Precautions When Using Wood Putty on Drywall

Even though there are advantages, you should consider these when using wood putty on drywall.

  1. Adhesion

Depending on the brand, the wood putty may not stick as well as spackle on drywall. Wood putty comprises wood fibers and binders that adhere best on wooden surfaces.

While some drywalls, like plywood, are wooden, others, like asbestos-cement and gypsum boards, are not. In this case, it may be better to use drywall spackle with its plaster content.

  1. Temperature

Wood putty may not be as flexible as drywall spackle in hot weather. When you repair holes on surfaces, you should consider the expansion of the material due to fluctuations in temperature.

Drywall spackles can match the expansion of drywall boards. Compared to this, wood putty may dry too hard. As a result, the wood putty can break and crack when covering bigger holes.

  1. Humidity

Humidity can cause wooden surfaces to expand more than some types of drywall. Wood is hygroscopic, meaning it can absorb moisture from the air. The excess moisture causes the wood to swell.

Wood putty has the same reaction to humidity, making it better for wooden surfaces. Meanwhile, it may not react the same way as drywall does in high-humidity areas.

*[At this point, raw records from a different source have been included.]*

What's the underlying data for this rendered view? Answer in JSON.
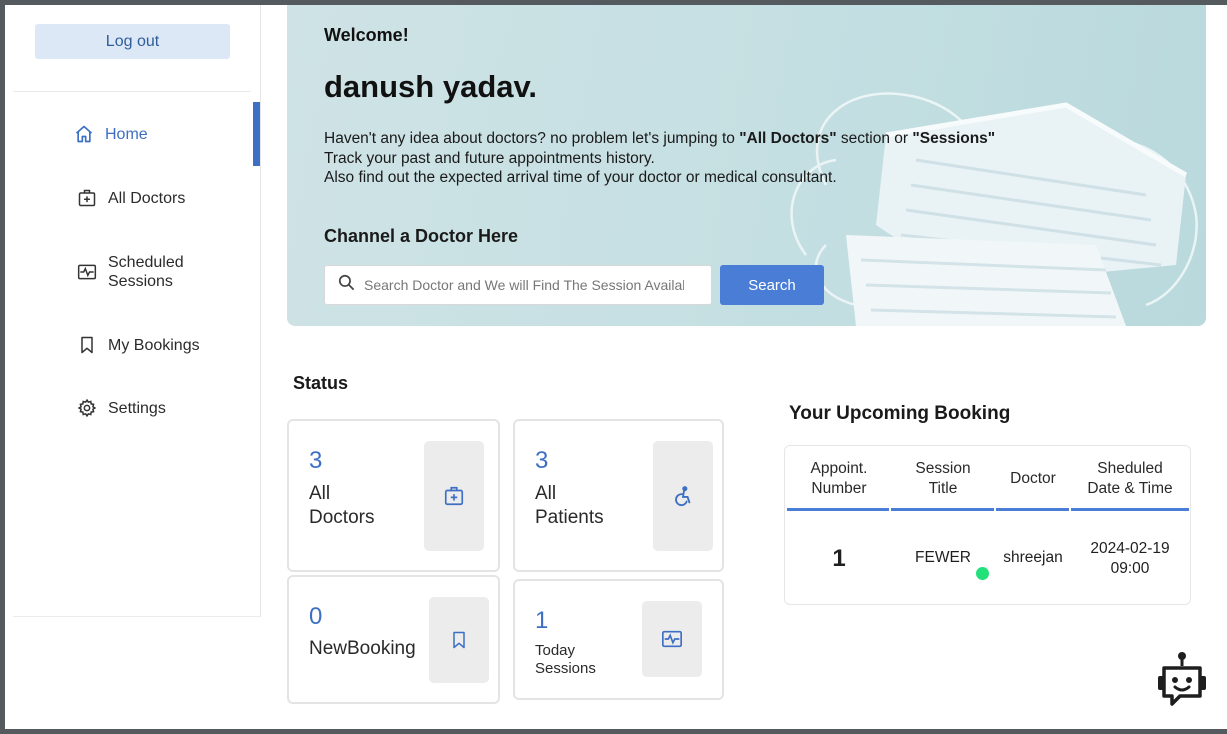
{
  "sidebar": {
    "logout_label": "Log out",
    "items": [
      {
        "label": "Home",
        "icon": "home-icon",
        "active": true
      },
      {
        "label": "All Doctors",
        "icon": "medical-case-icon"
      },
      {
        "label": "Scheduled Sessions",
        "icon": "pulse-icon"
      },
      {
        "label": "My Bookings",
        "icon": "bookmark-icon"
      },
      {
        "label": "Settings",
        "icon": "gear-icon"
      }
    ]
  },
  "hero": {
    "welcome": "Welcome!",
    "user_name": "danush yadav.",
    "line1_pre": "Haven't any idea about doctors? no problem let's jumping to ",
    "line1_doctors": "\"All Doctors\"",
    "line1_mid": " section or ",
    "line1_sessions": "\"Sessions\"",
    "line2": "Track your past and future appointments history.",
    "line3": "Also find out the expected arrival time of your doctor or medical consultant.",
    "channel_title": "Channel a Doctor Here",
    "search_placeholder": "Search Doctor and We will Find The Session Available",
    "search_button": "Search"
  },
  "status": {
    "title": "Status",
    "cards": [
      {
        "value": "3",
        "label_line1": "All",
        "label_line2": "Doctors",
        "icon": "medical-case-icon"
      },
      {
        "value": "3",
        "label_line1": "All",
        "label_line2": "Patients",
        "icon": "wheelchair-icon"
      },
      {
        "value": "0",
        "label": "NewBooking",
        "icon": "bookmark-icon"
      },
      {
        "value": "1",
        "label_line1": "Today",
        "label_line2": "Sessions",
        "icon": "pulse-icon"
      }
    ]
  },
  "upcoming": {
    "title": "Your Upcoming Booking",
    "headers": [
      {
        "l1": "Appoint.",
        "l2": "Number"
      },
      {
        "l1": "Session",
        "l2": "Title"
      },
      {
        "l1": "Doctor",
        "l2": ""
      },
      {
        "l1": "Sheduled",
        "l2": "Date & Time"
      }
    ],
    "rows": [
      {
        "number": "1",
        "session": "FEWER",
        "doctor": "shreejan",
        "date": "2024-02-19",
        "time": "09:00"
      }
    ]
  },
  "chatbot": {
    "icon": "robot-icon"
  },
  "colors": {
    "accent": "#4a7dd6",
    "active": "#3d6fc4",
    "online": "#22e07a",
    "hero_bg": "#c4dfe2"
  }
}
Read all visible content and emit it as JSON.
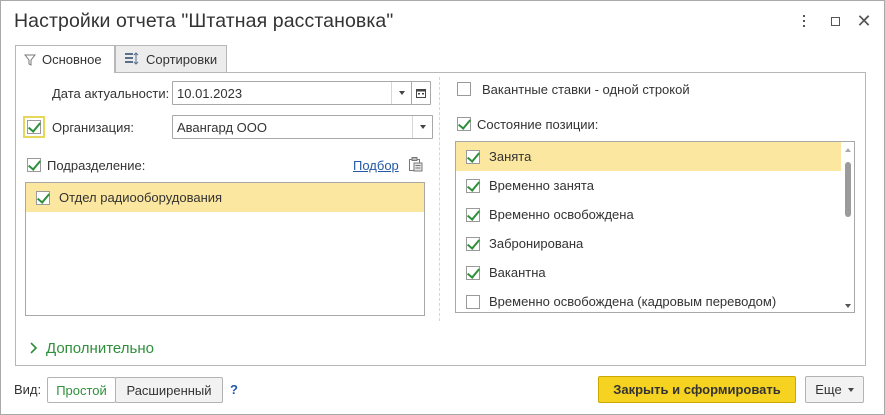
{
  "window": {
    "title": "Настройки отчета \"Штатная расстановка\""
  },
  "tabs": [
    {
      "label": "Основное",
      "icon": "filter-icon",
      "active": true
    },
    {
      "label": "Сортировки",
      "icon": "sort-icon",
      "active": false
    }
  ],
  "left": {
    "date_label": "Дата актуальности:",
    "date_value": "10.01.2023",
    "org_label": "Организация:",
    "org_value": "Авангард ООО",
    "org_checked": true,
    "dept_label": "Подразделение:",
    "dept_checked": true,
    "pick_link": "Подбор",
    "dept_items": [
      {
        "label": "Отдел радиооборудования",
        "checked": true,
        "selected": true
      }
    ]
  },
  "right": {
    "vacancy_label": "Вакантные ставки - одной строкой",
    "vacancy_checked": false,
    "state_label": "Состояние позиции:",
    "state_checked": true,
    "states": [
      {
        "label": "Занята",
        "checked": true,
        "selected": true
      },
      {
        "label": "Временно занята",
        "checked": true,
        "selected": false
      },
      {
        "label": "Временно освобождена",
        "checked": true,
        "selected": false
      },
      {
        "label": "Забронирована",
        "checked": true,
        "selected": false
      },
      {
        "label": "Вакантна",
        "checked": true,
        "selected": false
      },
      {
        "label": "Временно освобождена (кадровым переводом)",
        "checked": false,
        "selected": false
      }
    ]
  },
  "extra": {
    "label": "Дополнительно"
  },
  "footer": {
    "view_label": "Вид:",
    "simple_label": "Простой",
    "extended_label": "Расширенный",
    "help_label": "?",
    "close_build_label": "Закрыть и сформировать",
    "more_label": "Еще"
  },
  "colors": {
    "accent_green": "#2f8f3b",
    "selection": "#fbe7a0",
    "primary_button": "#f7d321",
    "link": "#2459a6"
  }
}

Using wood putty on drywall may not be ideal if you live in a humid place.

Possible Alternatives to Wood Putty for Drywall

Are you still looking for other options? Here are more alternatives to wood putty for drywall applications!

  1. Plaster

Plaster is a building material people may use to decorate and coat walls and ceilings. It’s made with gypsum, sand, and water.

Like wood putty, plaster has a paste-like consistency that can fill minor gaps and holes. The only downside is it takes longer to dry than wood putty and spackle.

  1. Drywall Patch Kits

In some cases, people use fiber-reinforced joint tape to cover larger holes in drywall.

A drywall patch is a mesh-like material that you place directly over large holes in drywall. It’s easy to use and convenient. All you have to do is stick it on.

You can use patches to bridge the gaps before applying the paint. Still, they leave the hole hollow unless you use a filler.

  1. Joint Compound

Joint compound, or drywall mud, is different from drywall spackle. Joint compound is for hanging new drywall up while spackle is mainly for repairing holes.

Drywall mud also has a thinner consistency than spackle. It’s more like frosting and is better for finishing corners. Yet, you can use it to repair holes when you’re out of spackle or wood putty.

The Best Alternative to Wood Putty for Drywall

There are many pros and cons to using varying alternatives to wood putty for drywall. However, there is one alternative that’s better than the rest.

Durham’s Rock Hard Water Putty is a multi-purpose putty that can repair wood, drywall, stone, plaster, and tile. You can even use it outdoors to fill gaps in concrete!

What makes Durham’s Putty stand out is its durability. This putty will stick and stay on any surface, unlike other wood putties and spackles.

In addition, Durham’s Putty expands as it dries, filling uneven gaps. It’s easy to use as well. Just mix it with water, and you’re ready to go!

Other Uses for Durham’s Rock Hard Water Putty

Durham’s Rock Hard Water Putty excels because of its versatility. Aside from its compatibility with most surfaces, it also has other applications.

  • Arts & Crafts: Durham’s Putty is safe and suitable for kids projects. Artists may also use it to repair artwork, sculptures, and antiques.
  • 3D Printing: Durham’s Water Putty can add structure and strength to 3D printing projects.

One container of Durham’s Water Putty may be used for all kinds of projects. There’s no need to waste money on specialized repair putties when you can use just one!


Can you use wood putty on drywall? The simple answer is yes, you can! Wood putty will work just as well as drywall spackle, but you should also consider the brand.

Some wood putties may not adhere to the drywall because of the formulation.

Fortunately, Durham’s Putty is compatible with wood, drywall, cement, tile, and plaster.

Today, there’s no need to buy specialized putties anymore. You can save up and be ready for all repairs with Durham’s Rock Hard Water Putty!